*** Records Section Begins ***

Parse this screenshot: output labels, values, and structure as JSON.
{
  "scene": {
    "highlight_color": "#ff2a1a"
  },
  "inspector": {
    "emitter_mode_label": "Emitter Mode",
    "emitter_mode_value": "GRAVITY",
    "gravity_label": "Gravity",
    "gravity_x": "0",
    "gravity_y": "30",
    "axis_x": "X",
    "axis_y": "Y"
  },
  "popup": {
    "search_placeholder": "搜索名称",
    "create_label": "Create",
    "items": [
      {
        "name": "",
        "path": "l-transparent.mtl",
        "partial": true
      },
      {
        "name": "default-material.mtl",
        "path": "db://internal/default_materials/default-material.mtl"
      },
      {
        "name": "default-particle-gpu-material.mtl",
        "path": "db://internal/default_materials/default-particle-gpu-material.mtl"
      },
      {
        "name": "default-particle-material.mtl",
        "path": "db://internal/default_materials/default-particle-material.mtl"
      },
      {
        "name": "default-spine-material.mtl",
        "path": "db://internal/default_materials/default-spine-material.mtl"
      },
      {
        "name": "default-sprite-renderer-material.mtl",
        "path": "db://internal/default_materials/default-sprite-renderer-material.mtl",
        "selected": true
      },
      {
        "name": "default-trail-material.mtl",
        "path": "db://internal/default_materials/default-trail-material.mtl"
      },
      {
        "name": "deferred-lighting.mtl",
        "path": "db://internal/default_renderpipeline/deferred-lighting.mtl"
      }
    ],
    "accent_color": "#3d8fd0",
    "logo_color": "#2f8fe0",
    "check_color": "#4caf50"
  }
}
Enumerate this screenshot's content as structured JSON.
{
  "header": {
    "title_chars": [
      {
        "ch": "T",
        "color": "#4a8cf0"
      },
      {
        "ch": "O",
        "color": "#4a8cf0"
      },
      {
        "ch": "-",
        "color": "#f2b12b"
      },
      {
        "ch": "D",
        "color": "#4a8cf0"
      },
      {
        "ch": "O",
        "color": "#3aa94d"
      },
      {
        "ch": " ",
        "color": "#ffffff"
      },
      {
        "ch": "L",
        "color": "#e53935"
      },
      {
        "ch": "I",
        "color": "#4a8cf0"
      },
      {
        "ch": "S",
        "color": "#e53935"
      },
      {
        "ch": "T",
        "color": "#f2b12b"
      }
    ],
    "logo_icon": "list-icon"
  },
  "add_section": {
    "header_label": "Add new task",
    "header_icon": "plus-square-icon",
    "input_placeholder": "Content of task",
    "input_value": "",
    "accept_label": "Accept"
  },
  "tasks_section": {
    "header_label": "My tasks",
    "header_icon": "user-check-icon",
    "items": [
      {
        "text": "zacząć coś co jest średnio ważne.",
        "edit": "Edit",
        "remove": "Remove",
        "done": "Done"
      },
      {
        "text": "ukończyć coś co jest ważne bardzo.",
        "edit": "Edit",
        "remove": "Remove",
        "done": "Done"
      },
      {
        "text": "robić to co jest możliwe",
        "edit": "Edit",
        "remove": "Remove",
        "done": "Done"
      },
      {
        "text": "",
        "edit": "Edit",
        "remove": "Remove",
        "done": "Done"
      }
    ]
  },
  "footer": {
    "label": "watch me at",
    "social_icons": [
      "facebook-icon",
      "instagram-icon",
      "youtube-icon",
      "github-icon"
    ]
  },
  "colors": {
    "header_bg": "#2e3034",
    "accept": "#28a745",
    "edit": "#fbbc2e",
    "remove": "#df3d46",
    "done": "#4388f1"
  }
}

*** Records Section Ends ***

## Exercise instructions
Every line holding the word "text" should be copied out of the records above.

## Solution below
        "text": "zacząć coś co jest średnio ważne.",
        "text": "ukończyć coś co jest ważne bardzo.",
        "text": "robić to co jest możliwe",
        "text": "",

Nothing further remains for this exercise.